An exact restatement of the data is required, with the images omitted.

*** Available data ***

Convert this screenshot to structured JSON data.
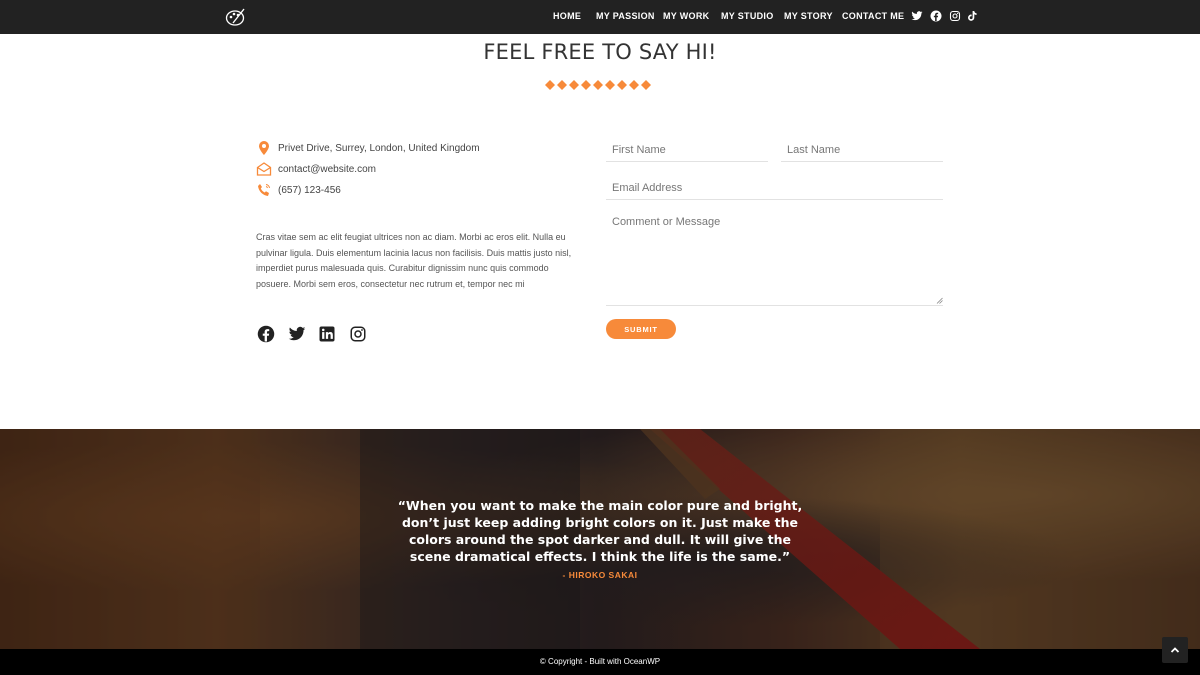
{
  "header": {
    "nav": [
      {
        "label": "HOME"
      },
      {
        "label": "MY PASSION"
      },
      {
        "label": "MY WORK"
      },
      {
        "label": "MY STUDIO"
      },
      {
        "label": "MY STORY"
      },
      {
        "label": "CONTACT ME"
      }
    ],
    "social_icons": [
      "twitter-icon",
      "facebook-icon",
      "instagram-icon",
      "tiktok-icon"
    ]
  },
  "page": {
    "title": "FEEL FREE TO SAY HI!",
    "accent_color": "#f78a3a"
  },
  "contact": {
    "address": "Privet Drive, Surrey, London, United Kingdom",
    "email": "contact@website.com",
    "phone": "(657) 123-456",
    "description": "Cras vitae sem ac elit feugiat ultrices non ac diam. Morbi ac eros elit. Nulla eu pulvinar ligula. Duis elementum lacinia lacus non facilisis. Duis mattis justo nisl, imperdiet purus malesuada quis. Curabitur dignissim nunc quis commodo posuere. Morbi sem eros, consectetur nec rutrum et, tempor nec mi",
    "social_icons": [
      "facebook-icon",
      "twitter-icon",
      "linkedin-icon",
      "instagram-icon"
    ]
  },
  "form": {
    "first_name_placeholder": "First Name",
    "last_name_placeholder": "Last Name",
    "email_placeholder": "Email Address",
    "message_placeholder": "Comment or Message",
    "submit_label": "SUBMIT"
  },
  "quote": {
    "text": "“When you want to make the main color pure and bright, don’t just keep adding bright colors on it. Just make the colors around the spot darker and dull. It will give the scene dramatical effects. I think the life is the same.”",
    "author": "- HIROKO SAKAI"
  },
  "footer": {
    "copyright": "© Copyright - Built with OceanWP"
  }
}
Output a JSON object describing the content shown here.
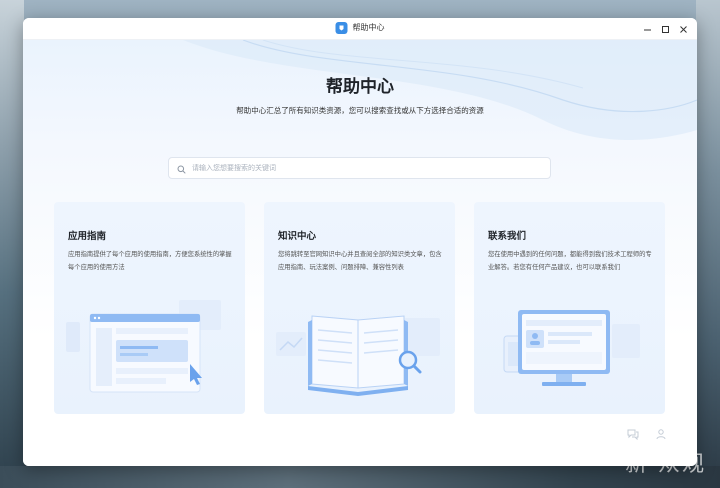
{
  "window": {
    "title": "帮助中心",
    "controls": [
      "minimize",
      "maximize",
      "close"
    ]
  },
  "hero": {
    "title": "帮助中心",
    "subtitle": "帮助中心汇总了所有知识类资源，您可以搜索查找或从下方选择合适的资源"
  },
  "search": {
    "placeholder": "请输入您想要搜索的关键词",
    "value": ""
  },
  "cards": [
    {
      "title": "应用指南",
      "description": "应用指南提供了每个应用的使用指南，方便您系统性的掌握每个应用的使用方法",
      "illustration": "app-guide-window-icon"
    },
    {
      "title": "知识中心",
      "description": "您将跳转至官网知识中心并且查阅全部的知识类文章，包含应用指南、玩法案例、问题排障、兼容性列表",
      "illustration": "open-book-icon"
    },
    {
      "title": "联系我们",
      "description": "您在使用中遇到的任何问题，都能得到我们技术工程师的专业解答。若您有任何产品建议，也可以联系我们",
      "illustration": "monitor-icon"
    }
  ],
  "footer": {
    "icons": [
      "chat-icon",
      "contact-icon"
    ]
  },
  "watermark": "新 众观",
  "colors": {
    "accent": "#3a8ee6",
    "card_bg": "#eaf2fd",
    "illustration_blue": "#7fb0f0"
  }
}
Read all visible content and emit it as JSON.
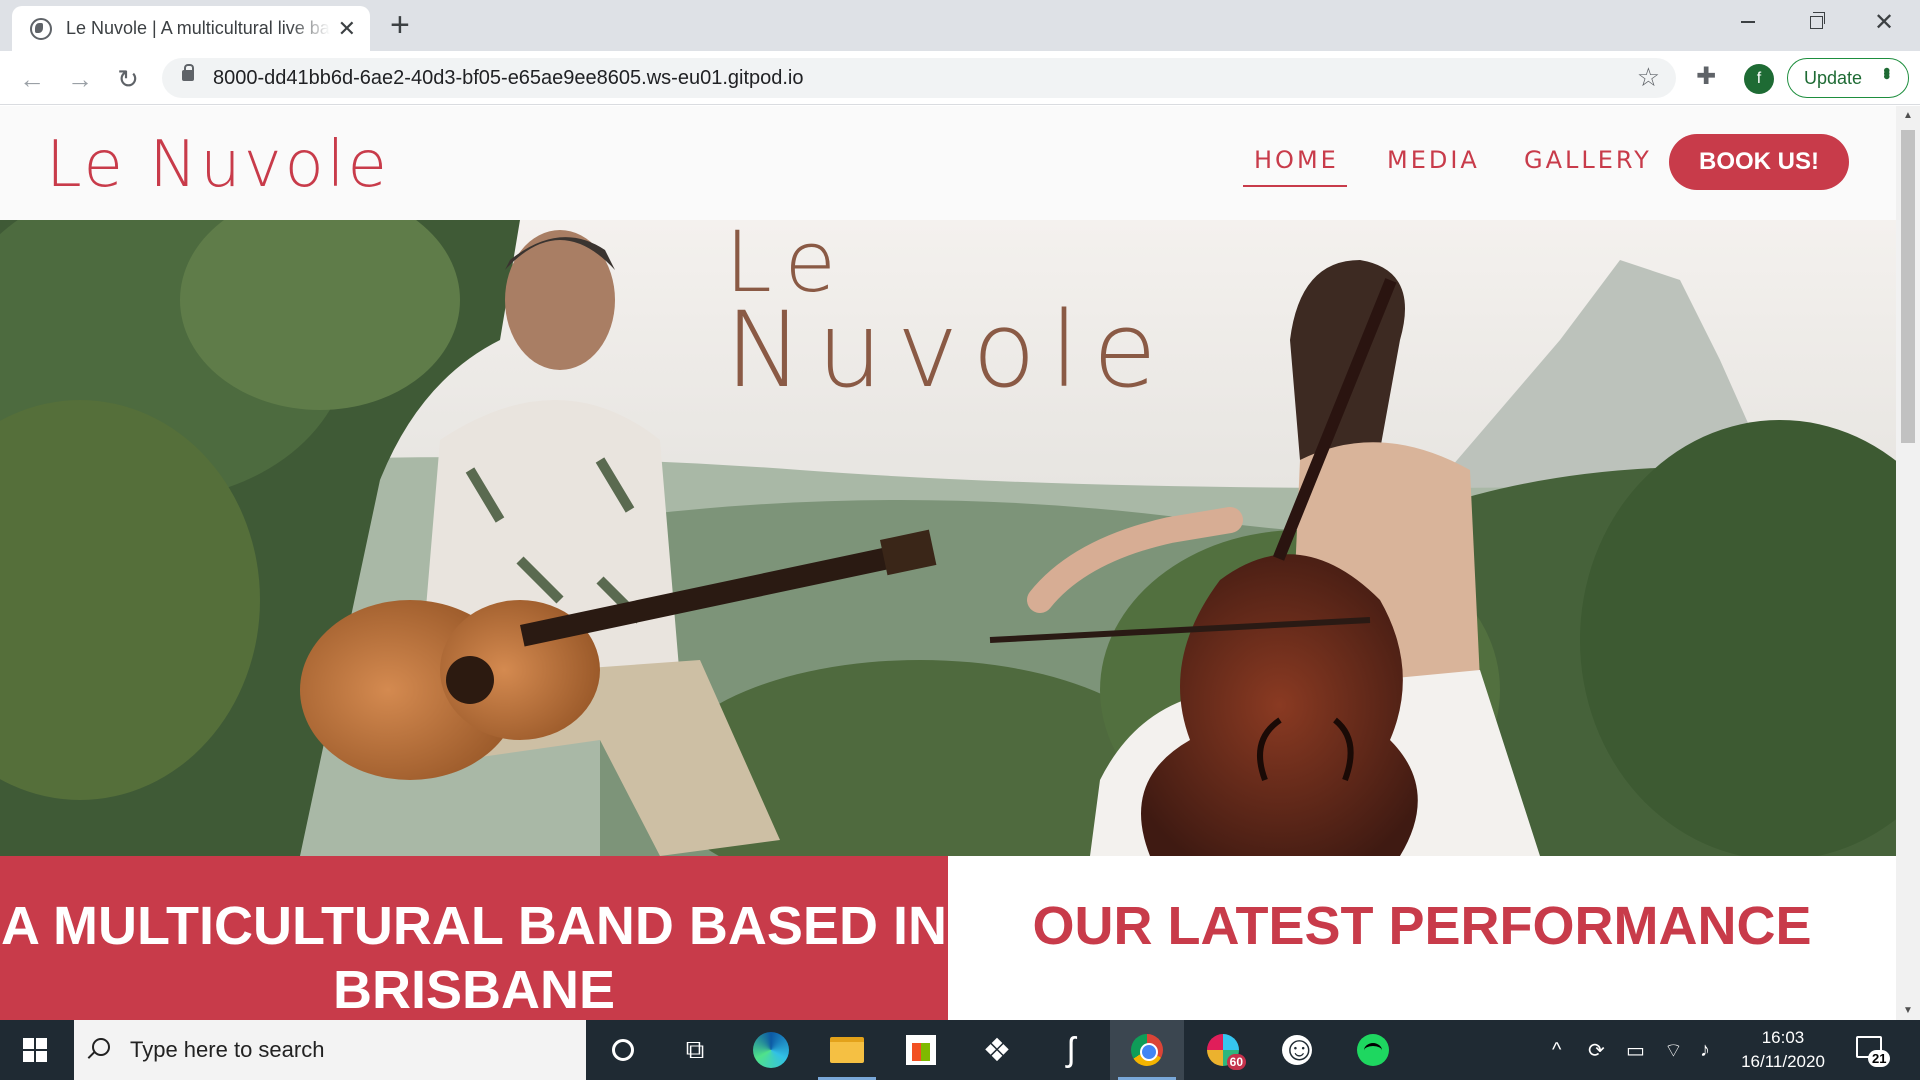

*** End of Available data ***

Response to this exercise
Convert this screenshot to structured JSON data.
{
  "header": {
    "nav": [
      {
        "label": "HOME"
      },
      {
        "label": "MY PASSION"
      },
      {
        "label": "MY WORK"
      },
      {
        "label": "MY STUDIO"
      },
      {
        "label": "MY STORY"
      },
      {
        "label": "CONTACT ME"
      }
    ],
    "social_icons": [
      "twitter-icon",
      "facebook-icon",
      "instagram-icon",
      "tiktok-icon"
    ]
  },
  "page": {
    "title": "FEEL FREE TO SAY HI!",
    "accent_color": "#f78a3a"
  },
  "contact": {
    "address": "Privet Drive, Surrey, London, United Kingdom",
    "email": "contact@website.com",
    "phone": "(657) 123-456",
    "description": "Cras vitae sem ac elit feugiat ultrices non ac diam. Morbi ac eros elit. Nulla eu pulvinar ligula. Duis elementum lacinia lacus non facilisis. Duis mattis justo nisl, imperdiet purus malesuada quis. Curabitur dignissim nunc quis commodo posuere. Morbi sem eros, consectetur nec rutrum et, tempor nec mi",
    "social_icons": [
      "facebook-icon",
      "twitter-icon",
      "linkedin-icon",
      "instagram-icon"
    ]
  },
  "form": {
    "first_name_placeholder": "First Name",
    "last_name_placeholder": "Last Name",
    "email_placeholder": "Email Address",
    "message_placeholder": "Comment or Message",
    "submit_label": "SUBMIT"
  },
  "quote": {
    "text": "“When you want to make the main color pure and bright, don’t just keep adding bright colors on it. Just make the colors around the spot darker and dull. It will give the scene dramatical effects. I think the life is the same.”",
    "author": "- HIROKO SAKAI"
  },
  "footer": {
    "copyright": "© Copyright - Built with OceanWP"
  }
}
Output a JSON object describing the content shown here.
{
  "window": {
    "title": "帮助中心",
    "controls": [
      "minimize",
      "maximize",
      "close"
    ]
  },
  "hero": {
    "title": "帮助中心",
    "subtitle": "帮助中心汇总了所有知识类资源，您可以搜索查找或从下方选择合适的资源"
  },
  "search": {
    "placeholder": "请输入您想要搜索的关键词",
    "value": ""
  },
  "cards": [
    {
      "title": "应用指南",
      "description": "应用指南提供了每个应用的使用指南，方便您系统性的掌握每个应用的使用方法",
      "illustration": "app-guide-window-icon"
    },
    {
      "title": "知识中心",
      "description": "您将跳转至官网知识中心并且查阅全部的知识类文章，包含应用指南、玩法案例、问题排障、兼容性列表",
      "illustration": "open-book-icon"
    },
    {
      "title": "联系我们",
      "description": "您在使用中遇到的任何问题，都能得到我们技术工程师的专业解答。若您有任何产品建议，也可以联系我们",
      "illustration": "monitor-icon"
    }
  ],
  "footer": {
    "icons": [
      "chat-icon",
      "contact-icon"
    ]
  },
  "watermark": "新 众观",
  "colors": {
    "accent": "#3a8ee6",
    "card_bg": "#eaf2fd",
    "illustration_blue": "#7fb0f0"
  }
}
Read all visible content and emit it as JSON.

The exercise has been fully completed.